▸ **Aim of the exercise**
Each line containing the word "name" must be copied from the material below.

++++++

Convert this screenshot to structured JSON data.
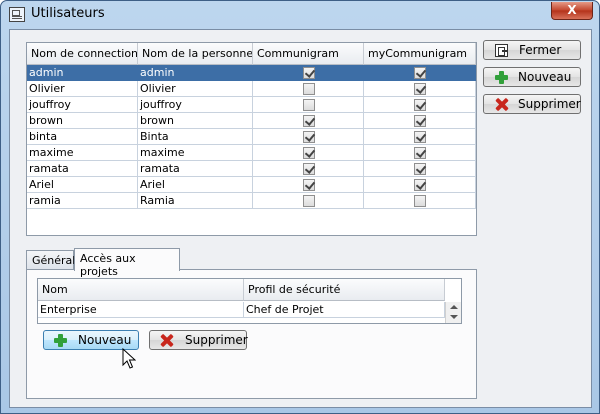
{
  "window": {
    "title": "Utilisateurs",
    "close_glyph": "X"
  },
  "users": {
    "columns": [
      "Nom de connection",
      "Nom de la personne",
      "Communigram",
      "myCommunigram"
    ],
    "rows": [
      {
        "login": "admin",
        "name": "admin",
        "communigram": true,
        "my_communigram": true,
        "selected": true
      },
      {
        "login": "Olivier",
        "name": "Olivier",
        "communigram": false,
        "my_communigram": true
      },
      {
        "login": "jouffroy",
        "name": "jouffroy",
        "communigram": false,
        "my_communigram": true
      },
      {
        "login": "brown",
        "name": "brown",
        "communigram": true,
        "my_communigram": true
      },
      {
        "login": "binta",
        "name": "Binta",
        "communigram": true,
        "my_communigram": true
      },
      {
        "login": "maxime",
        "name": "maxime",
        "communigram": true,
        "my_communigram": true
      },
      {
        "login": "ramata",
        "name": "ramata",
        "communigram": true,
        "my_communigram": true
      },
      {
        "login": "Ariel",
        "name": "Ariel",
        "communigram": true,
        "my_communigram": true
      },
      {
        "login": "ramia",
        "name": "Ramia",
        "communigram": false,
        "my_communigram": false
      }
    ]
  },
  "actions": {
    "close": "Fermer",
    "new": "Nouveau",
    "delete": "Supprimer"
  },
  "tabs": [
    {
      "label": "Général",
      "active": false
    },
    {
      "label": "Accès aux projets",
      "active": true
    }
  ],
  "projects": {
    "columns": [
      "Nom",
      "Profil de sécurité"
    ],
    "rows": [
      {
        "name": "Enterprise",
        "profile": "Chef de Projet"
      }
    ],
    "new_label": "Nouveau",
    "delete_label": "Supprimer"
  },
  "icons": {
    "close": "exit-icon",
    "add": "plus-icon",
    "remove": "x-icon",
    "pointer": "cursor-icon"
  },
  "colors": {
    "selection": "#3d6ea6",
    "add_icon": "#31a03a",
    "remove_icon": "#c8261c"
  }
}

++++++

▸ **Answer space**
        "name": "admin",
        "name": "Olivier",
        "name": "jouffroy",
        "name": "brown",
        "name": "Binta",
        "name": "maxime",
        "name": "ramata",
        "name": "Ariel",
        "name": "Ramia",
        "name": "Enterprise",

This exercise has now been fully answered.